Another factor is the blending time. Blending times longer than about one minute do not create a better product, but instead, a wetter product, and with additional blending, eventually a paste is produced. Optimally, times less than about 30 seconds are advantageously employed.
The materials produced according to the invention may produce the natural flavor of the carrier/lecithin, or they may be flavored with other materials such as dry powders, liquids, and simulated nut pieces.
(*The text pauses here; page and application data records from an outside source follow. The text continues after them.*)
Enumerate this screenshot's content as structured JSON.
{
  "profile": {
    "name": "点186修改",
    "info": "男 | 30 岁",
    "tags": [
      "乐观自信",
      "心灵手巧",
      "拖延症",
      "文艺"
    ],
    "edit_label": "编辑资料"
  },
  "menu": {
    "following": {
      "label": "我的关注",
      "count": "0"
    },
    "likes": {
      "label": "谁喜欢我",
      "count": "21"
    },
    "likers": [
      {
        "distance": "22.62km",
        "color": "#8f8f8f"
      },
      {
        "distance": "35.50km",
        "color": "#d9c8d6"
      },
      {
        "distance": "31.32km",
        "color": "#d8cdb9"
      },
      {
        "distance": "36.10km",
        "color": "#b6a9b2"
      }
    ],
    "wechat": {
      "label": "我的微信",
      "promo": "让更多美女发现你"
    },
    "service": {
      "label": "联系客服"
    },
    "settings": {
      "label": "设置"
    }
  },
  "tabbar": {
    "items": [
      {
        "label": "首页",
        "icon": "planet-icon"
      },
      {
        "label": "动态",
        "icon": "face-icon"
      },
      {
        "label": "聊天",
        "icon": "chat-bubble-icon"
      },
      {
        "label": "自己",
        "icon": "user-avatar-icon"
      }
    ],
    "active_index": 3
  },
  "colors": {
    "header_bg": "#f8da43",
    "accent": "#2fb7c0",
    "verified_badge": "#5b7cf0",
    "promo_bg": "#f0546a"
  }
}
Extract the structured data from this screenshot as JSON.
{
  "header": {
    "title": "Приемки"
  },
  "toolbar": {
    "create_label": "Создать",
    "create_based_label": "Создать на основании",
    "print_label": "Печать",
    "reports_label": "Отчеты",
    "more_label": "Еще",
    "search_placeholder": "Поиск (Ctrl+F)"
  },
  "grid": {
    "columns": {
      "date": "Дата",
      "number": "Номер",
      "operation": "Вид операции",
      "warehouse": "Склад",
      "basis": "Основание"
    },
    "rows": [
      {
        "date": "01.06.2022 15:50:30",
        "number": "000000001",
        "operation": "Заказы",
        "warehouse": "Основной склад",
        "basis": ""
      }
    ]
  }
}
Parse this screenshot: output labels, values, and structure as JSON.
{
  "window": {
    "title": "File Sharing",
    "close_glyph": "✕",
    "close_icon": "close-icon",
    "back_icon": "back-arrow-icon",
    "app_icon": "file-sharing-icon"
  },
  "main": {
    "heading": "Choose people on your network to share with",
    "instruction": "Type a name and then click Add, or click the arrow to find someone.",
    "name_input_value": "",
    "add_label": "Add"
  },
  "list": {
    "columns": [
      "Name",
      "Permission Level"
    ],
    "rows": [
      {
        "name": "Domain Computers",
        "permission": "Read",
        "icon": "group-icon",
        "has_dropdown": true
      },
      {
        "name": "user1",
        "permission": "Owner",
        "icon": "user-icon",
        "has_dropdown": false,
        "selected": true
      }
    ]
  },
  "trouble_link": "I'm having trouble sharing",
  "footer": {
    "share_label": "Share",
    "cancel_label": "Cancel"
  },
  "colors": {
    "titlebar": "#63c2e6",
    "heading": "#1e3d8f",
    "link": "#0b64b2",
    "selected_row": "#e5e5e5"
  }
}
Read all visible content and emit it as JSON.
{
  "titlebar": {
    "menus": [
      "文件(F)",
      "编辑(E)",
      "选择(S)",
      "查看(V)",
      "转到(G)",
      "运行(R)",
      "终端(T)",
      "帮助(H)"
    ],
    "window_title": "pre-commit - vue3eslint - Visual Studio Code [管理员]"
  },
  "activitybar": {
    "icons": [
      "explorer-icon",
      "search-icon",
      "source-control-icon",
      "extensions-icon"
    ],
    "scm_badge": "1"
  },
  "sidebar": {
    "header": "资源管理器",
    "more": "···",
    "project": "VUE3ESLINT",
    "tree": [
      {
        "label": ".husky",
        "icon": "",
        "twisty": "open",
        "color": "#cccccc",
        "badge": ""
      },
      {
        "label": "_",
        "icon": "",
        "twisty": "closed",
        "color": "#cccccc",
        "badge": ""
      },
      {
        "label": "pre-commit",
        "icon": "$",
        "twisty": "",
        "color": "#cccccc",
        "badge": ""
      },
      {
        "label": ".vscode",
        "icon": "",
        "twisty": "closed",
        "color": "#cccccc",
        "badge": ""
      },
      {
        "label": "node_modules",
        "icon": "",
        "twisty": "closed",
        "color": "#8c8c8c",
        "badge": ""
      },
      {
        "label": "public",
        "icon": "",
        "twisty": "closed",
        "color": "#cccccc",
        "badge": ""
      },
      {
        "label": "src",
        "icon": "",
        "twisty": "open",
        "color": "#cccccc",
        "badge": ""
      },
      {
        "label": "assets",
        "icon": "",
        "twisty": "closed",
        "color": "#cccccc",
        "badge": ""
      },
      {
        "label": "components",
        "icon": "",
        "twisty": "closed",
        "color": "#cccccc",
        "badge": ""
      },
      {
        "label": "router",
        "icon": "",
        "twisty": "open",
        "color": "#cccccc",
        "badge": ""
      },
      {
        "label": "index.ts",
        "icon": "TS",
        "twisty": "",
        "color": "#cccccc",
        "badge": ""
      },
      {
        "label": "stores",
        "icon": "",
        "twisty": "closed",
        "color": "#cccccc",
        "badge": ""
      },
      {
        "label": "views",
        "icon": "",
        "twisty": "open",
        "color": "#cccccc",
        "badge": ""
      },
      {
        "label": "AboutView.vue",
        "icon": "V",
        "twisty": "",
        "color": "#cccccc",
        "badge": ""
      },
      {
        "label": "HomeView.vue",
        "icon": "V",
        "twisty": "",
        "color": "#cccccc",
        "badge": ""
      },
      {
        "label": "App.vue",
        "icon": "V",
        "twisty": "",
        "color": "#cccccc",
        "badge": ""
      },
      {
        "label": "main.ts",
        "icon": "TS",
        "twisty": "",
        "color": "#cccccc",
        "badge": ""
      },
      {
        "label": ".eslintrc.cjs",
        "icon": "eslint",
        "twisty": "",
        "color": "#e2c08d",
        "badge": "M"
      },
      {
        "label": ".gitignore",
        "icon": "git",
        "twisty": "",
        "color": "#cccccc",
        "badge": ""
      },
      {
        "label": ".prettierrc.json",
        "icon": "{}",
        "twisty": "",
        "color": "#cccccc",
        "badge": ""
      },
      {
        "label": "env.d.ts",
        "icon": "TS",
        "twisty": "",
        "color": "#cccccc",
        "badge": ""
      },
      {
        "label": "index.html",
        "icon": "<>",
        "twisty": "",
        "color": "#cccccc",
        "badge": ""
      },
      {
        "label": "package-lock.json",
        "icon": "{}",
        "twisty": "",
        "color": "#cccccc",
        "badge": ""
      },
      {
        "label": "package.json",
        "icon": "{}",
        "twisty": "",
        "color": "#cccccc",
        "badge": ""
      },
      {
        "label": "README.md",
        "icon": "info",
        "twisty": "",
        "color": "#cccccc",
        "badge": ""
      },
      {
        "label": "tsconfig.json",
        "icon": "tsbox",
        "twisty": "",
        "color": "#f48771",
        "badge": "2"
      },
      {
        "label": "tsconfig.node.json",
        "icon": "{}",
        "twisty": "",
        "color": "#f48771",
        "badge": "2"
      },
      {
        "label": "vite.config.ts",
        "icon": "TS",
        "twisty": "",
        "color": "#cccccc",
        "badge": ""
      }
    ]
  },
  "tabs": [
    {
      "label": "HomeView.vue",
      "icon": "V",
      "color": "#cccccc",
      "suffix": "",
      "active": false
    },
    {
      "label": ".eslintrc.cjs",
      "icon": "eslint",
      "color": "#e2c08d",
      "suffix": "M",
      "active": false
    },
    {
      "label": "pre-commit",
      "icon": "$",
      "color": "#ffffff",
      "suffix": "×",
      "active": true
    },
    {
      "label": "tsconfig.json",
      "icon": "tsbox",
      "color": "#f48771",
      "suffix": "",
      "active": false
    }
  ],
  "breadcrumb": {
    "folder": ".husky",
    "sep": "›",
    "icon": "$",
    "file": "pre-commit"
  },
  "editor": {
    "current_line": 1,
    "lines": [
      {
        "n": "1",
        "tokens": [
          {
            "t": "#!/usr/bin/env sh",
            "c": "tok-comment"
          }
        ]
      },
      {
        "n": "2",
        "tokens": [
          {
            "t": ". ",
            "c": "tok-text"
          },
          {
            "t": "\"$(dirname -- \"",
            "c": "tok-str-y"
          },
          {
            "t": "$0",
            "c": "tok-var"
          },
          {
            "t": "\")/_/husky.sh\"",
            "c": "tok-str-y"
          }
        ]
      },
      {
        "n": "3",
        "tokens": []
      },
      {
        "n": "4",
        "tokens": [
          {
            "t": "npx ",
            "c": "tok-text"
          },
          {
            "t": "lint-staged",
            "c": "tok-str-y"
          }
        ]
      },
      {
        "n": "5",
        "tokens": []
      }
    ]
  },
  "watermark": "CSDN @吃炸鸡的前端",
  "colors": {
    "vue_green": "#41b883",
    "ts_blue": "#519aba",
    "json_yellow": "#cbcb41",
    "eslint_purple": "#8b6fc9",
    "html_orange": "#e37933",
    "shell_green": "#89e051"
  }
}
1. In a process for preparing a granular, free flowing lecithin product, the steps of providing lecithin in a flowable condition by heating the same to a temperature in the range of abut F. to about F. and blending the same within about one minute following the heating step with a carrier selected from the class consisting of agglomerated non-fat dry milk and agglomerated whey having a particle size in the range of about 10-100 mesh, the carrier particle size being such that at least 10% but not less than 40% is retained on a No. 20 mesh screen, the percentage of said carrier in said product being from about 50% to about 70%.